America’s last competitive advantage — its ability to innovate — is at risk as a result of the country’s lackluster education system, according to research by Harvard Innovation Education Fellow Tony Wagner.
Taking the stage at Skillshare’s Penny Conference, Wagner pointed out the skills it takes to become an innovator, the downfalls of America’s current education system, and how parents, teachers, mentors, and employers can band together to create innovators.
American schools educate to fill children with knowledge — instead they should be focusing on developing students’ innovation skills and motivation to succeed, he says:

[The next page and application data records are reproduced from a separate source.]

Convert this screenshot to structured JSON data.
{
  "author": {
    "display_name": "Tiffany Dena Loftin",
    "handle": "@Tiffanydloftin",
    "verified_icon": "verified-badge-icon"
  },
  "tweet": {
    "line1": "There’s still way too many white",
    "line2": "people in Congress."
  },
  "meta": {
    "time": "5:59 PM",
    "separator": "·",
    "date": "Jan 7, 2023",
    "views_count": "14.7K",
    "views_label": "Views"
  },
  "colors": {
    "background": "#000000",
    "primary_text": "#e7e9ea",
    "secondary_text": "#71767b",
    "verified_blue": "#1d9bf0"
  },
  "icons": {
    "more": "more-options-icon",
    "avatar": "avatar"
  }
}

“Today knowledge is ubiquitous, constantly changing, growing exponentially… Today knowledge is free. It’s like air, it’s like water. It’s become a commodity… There’s no competitive advantage today in knowing more than the person next to you. The world doesn’t care what you know. What the world cares about is what you can do with what you know.”
Knowledge that children are encouraged to soak up in American schools — the memorization of planets, state capitals, the Periodic Table of Elements — can only take students so far. But “skill and will” determine a child’s ability to think outside of the box, he says.
Over two year of research involving interviews with executives, college teachers, community leaders, and recent graduates, Wagner defined the skills needed for Americans to stay competitive in an increasingly globalized workforce. As lined out in his book, “The Global Achievement Gap,” that set of core competencies that every student must master before the end of high school is:
- Critical thinking and problem solving (the ability to ask the right questions)
- Collaboration across networks and leading by influence
- Agility and adaptability
- Initiative and entrepreneurialism
- Accessing and analyzing information
- Effective written and oral communication
- Curiosity and imagination
For his latest book, “Creating Innovators: The Making of Young People Who Will Change The World,” Wagner has extended his studies to address the problem of how we teach students these skills. He has come to the conclusion that our country’s economic problems are based in its education system.